### Your objective
Each line in the entries that has the word "text" has to be copied.

Element data from apps and pages:
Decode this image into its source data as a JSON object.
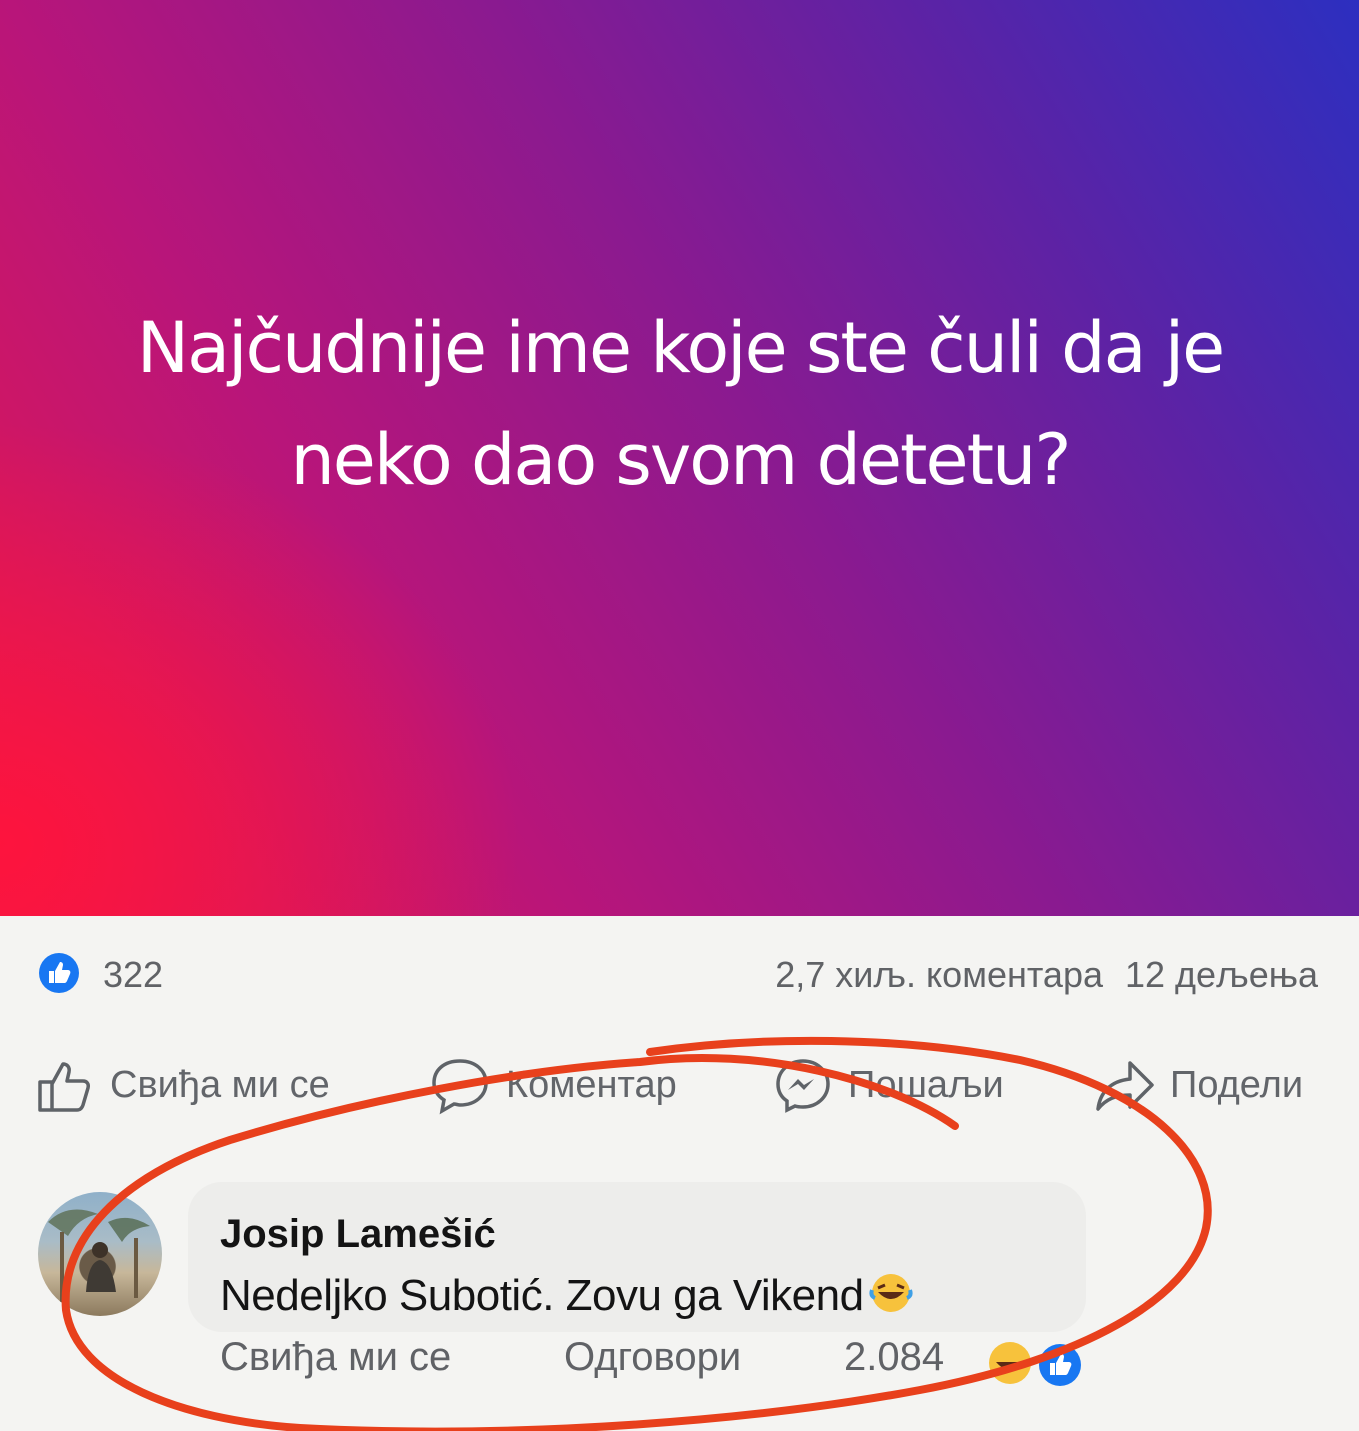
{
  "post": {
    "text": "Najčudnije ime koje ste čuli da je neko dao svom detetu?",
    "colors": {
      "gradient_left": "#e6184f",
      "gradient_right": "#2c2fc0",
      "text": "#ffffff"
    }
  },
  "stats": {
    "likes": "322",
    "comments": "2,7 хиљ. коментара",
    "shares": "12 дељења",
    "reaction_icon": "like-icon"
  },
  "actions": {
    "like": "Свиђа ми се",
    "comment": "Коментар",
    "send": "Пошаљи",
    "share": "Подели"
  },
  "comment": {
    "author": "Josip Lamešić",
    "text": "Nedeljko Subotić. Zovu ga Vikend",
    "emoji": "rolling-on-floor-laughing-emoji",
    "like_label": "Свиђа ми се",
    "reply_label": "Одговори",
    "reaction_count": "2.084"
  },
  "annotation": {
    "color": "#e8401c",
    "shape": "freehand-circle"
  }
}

### Answer box
    "text": "Najčudnije ime koje ste čuli da je neko dao svom detetu?",
      "text": "#ffffff"
    "text": "Nedeljko Subotić. Zovu ga Vikend",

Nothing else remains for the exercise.